» ASSIGNMENT:
Take every line containing "JSON" out of the records.

» EXERCISE DATA:

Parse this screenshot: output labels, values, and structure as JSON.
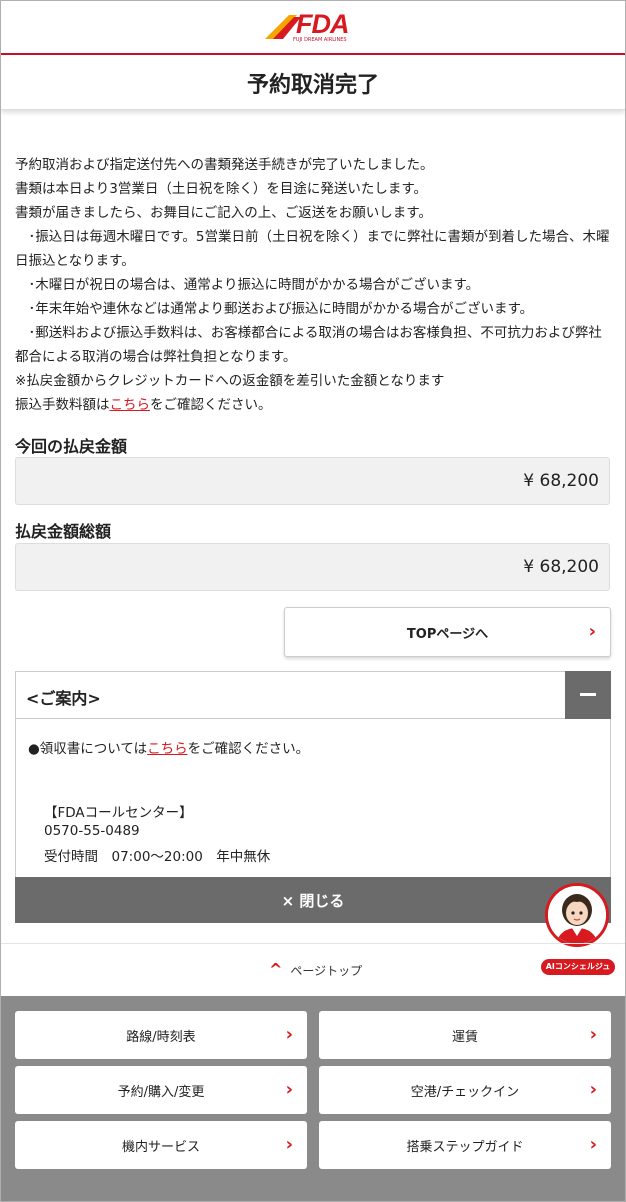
{
  "header": {
    "logo_text": "FDA",
    "logo_sub": "FUJI DREAM AIRLINES"
  },
  "page_title": "予約取消完了",
  "body_lines": [
    "予約取消および指定送付先への書類発送手続きが完了いたしました。",
    "書類は本日より3営業日（土日祝を除く）を目途に発送いたします。",
    "書類が届きましたら、お舞目にご記入の上、ご返送をお願いします。",
    "　･振込日は毎週木曜日です。5営業日前（土日祝を除く）までに弊社に書類が到着した場合、木曜日振込となります。",
    "　･木曜日が祝日の場合は、通常より振込に時間がかかる場合がございます。",
    "　･年末年始や連休などは通常より郵送および振込に時間がかかる場合がございます。",
    "　･郵送料および振込手数料は、お客様都合による取消の場合はお客様負担、不可抗力および弊社都合による取消の場合は弊社負担となります。",
    "※払戻金額からクレジットカードへの返金額を差引いた金額となります"
  ],
  "fee_note": {
    "before": "振込手数料額は",
    "link": "こちら",
    "after": "をご確認ください。"
  },
  "refund_amount": {
    "label": "今回の払戻金額",
    "value": "¥ 68,200"
  },
  "refund_total": {
    "label": "払戻金額総額",
    "value": "¥ 68,200"
  },
  "top_button": {
    "label": "TOPページへ",
    "chevron": "›"
  },
  "guide": {
    "title": "<ご案内>",
    "receipt": {
      "before": "●領収書については",
      "link": "こちら",
      "after": "をご確認ください。"
    },
    "call_center": "【FDAコールセンター】",
    "phone": "0570-55-0489",
    "hours": "受付時間　07:00〜20:00　年中無休",
    "close_label": "× 閉じる"
  },
  "concierge_label": "AIコンシェルジュ",
  "page_top": {
    "chevron": "^",
    "label": "ページトップ"
  },
  "footer_buttons": [
    {
      "label": "路線/時刻表",
      "chevron": "›"
    },
    {
      "label": "運賃",
      "chevron": "›"
    },
    {
      "label": "予約/購入/変更",
      "chevron": "›"
    },
    {
      "label": "空港/チェックイン",
      "chevron": "›"
    },
    {
      "label": "機内サービス",
      "chevron": "›"
    },
    {
      "label": "搭乗ステップガイド",
      "chevron": "›"
    }
  ],
  "colors": {
    "brand_red": "#d71920",
    "dark_gray": "#6b6b6b",
    "footer_gray": "#8a8a8a"
  }
}
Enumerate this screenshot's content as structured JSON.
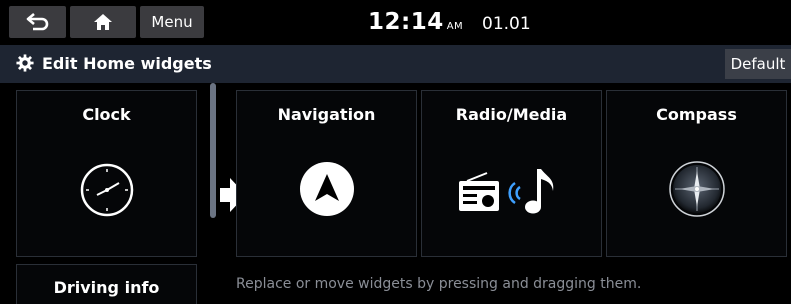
{
  "topbar": {
    "menu_label": "Menu",
    "time": "12:14",
    "ampm": "AM",
    "date": "01.01",
    "back_icon": "back-arrow-icon",
    "home_icon": "home-icon"
  },
  "titlebar": {
    "title": "Edit Home widgets",
    "default_label": "Default",
    "icon": "gear-icon"
  },
  "widgets_list": [
    {
      "label": "Clock",
      "icon": "clock-icon"
    },
    {
      "label": "Driving info"
    }
  ],
  "widget_slots": [
    {
      "label": "Navigation",
      "icon": "navigation-icon"
    },
    {
      "label": "Radio/Media",
      "icon": "radio-media-icon"
    },
    {
      "label": "Compass",
      "icon": "compass-icon"
    }
  ],
  "hint": "Replace or move widgets by pressing and dragging them."
}
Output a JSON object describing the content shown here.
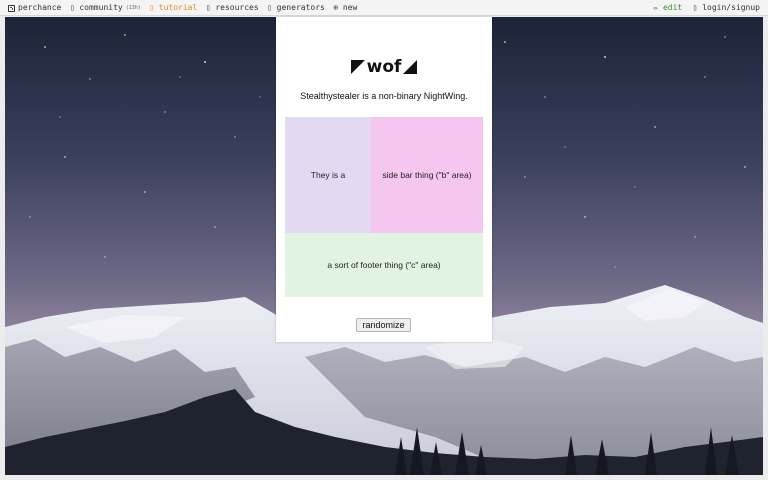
{
  "nav": {
    "left": [
      {
        "icon": "dice-icon",
        "label": "perchance",
        "note": ""
      },
      {
        "icon": "chat-icon",
        "label": "community",
        "note": "(13h)"
      },
      {
        "icon": "book-icon",
        "label": "tutorial",
        "note": ""
      },
      {
        "icon": "info-icon",
        "label": "resources",
        "note": ""
      },
      {
        "icon": "list-icon",
        "label": "generators",
        "note": ""
      },
      {
        "icon": "plus-icon",
        "label": "new",
        "note": ""
      }
    ],
    "right": [
      {
        "icon": "pencil-icon",
        "label": "edit"
      },
      {
        "icon": "user-icon",
        "label": "login/signup"
      }
    ],
    "active_color": "#e08a1e",
    "edit_color": "#3b8e2f"
  },
  "card": {
    "logo_text": "wof",
    "sentence": "Stealthystealer is a non-binary NightWing.",
    "area_a": "They is a",
    "area_b": "side bar thing (\"b\" area)",
    "area_c": "a sort of footer thing (\"c\" area)",
    "button_label": "randomize"
  },
  "colors": {
    "area_a": "#e3d9f2",
    "area_b": "#f5c6f0",
    "area_c": "#e1f4e1"
  }
}
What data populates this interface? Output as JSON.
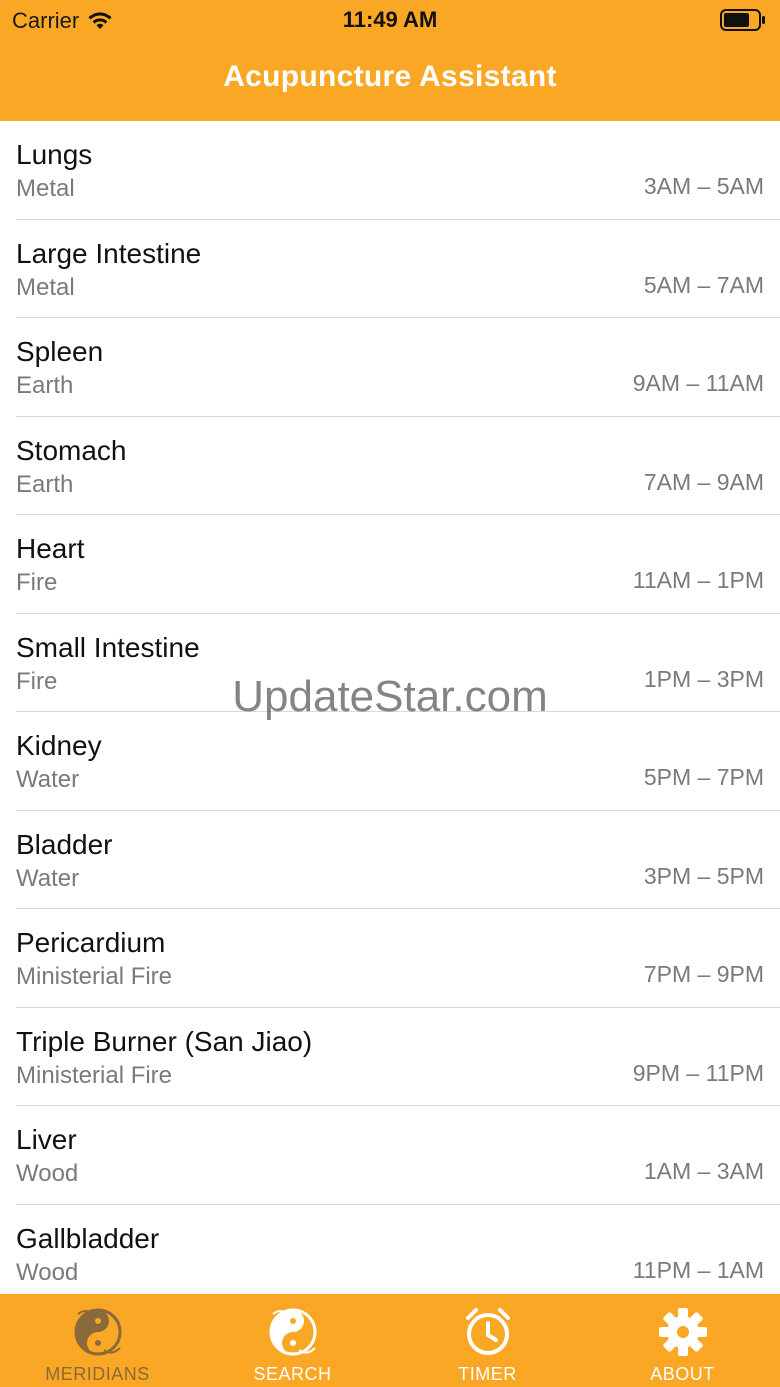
{
  "status_bar": {
    "carrier": "Carrier",
    "time": "11:49 AM"
  },
  "header": {
    "title": "Acupuncture Assistant"
  },
  "meridians": [
    {
      "name": "Lungs",
      "element": "Metal",
      "time": "3AM – 5AM"
    },
    {
      "name": "Large Intestine",
      "element": "Metal",
      "time": "5AM – 7AM"
    },
    {
      "name": "Spleen",
      "element": "Earth",
      "time": "9AM – 11AM"
    },
    {
      "name": "Stomach",
      "element": "Earth",
      "time": "7AM – 9AM"
    },
    {
      "name": "Heart",
      "element": "Fire",
      "time": "11AM – 1PM"
    },
    {
      "name": "Small Intestine",
      "element": "Fire",
      "time": "1PM – 3PM"
    },
    {
      "name": "Kidney",
      "element": "Water",
      "time": "5PM – 7PM"
    },
    {
      "name": "Bladder",
      "element": "Water",
      "time": "3PM – 5PM"
    },
    {
      "name": "Pericardium",
      "element": "Ministerial Fire",
      "time": "7PM – 9PM"
    },
    {
      "name": "Triple Burner (San Jiao)",
      "element": "Ministerial Fire",
      "time": "9PM – 11PM"
    },
    {
      "name": "Liver",
      "element": "Wood",
      "time": "1AM – 3AM"
    },
    {
      "name": "Gallbladder",
      "element": "Wood",
      "time": "11PM – 1AM"
    }
  ],
  "watermark": "UpdateStar.com",
  "tabbar": {
    "meridians": "MERIDIANS",
    "search": "SEARCH",
    "timer": "TIMER",
    "about": "ABOUT"
  },
  "colors": {
    "accent": "#fba726",
    "active_tab": "#8a6a3a"
  }
}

» SOLVED PROBLEM:
Parse this screenshot: output labels, values, and structure as JSON.
Enumerate this screenshot's content as structured JSON.
Output a JSON object describing the content shown here.
What data populates this interface? Output as JSON.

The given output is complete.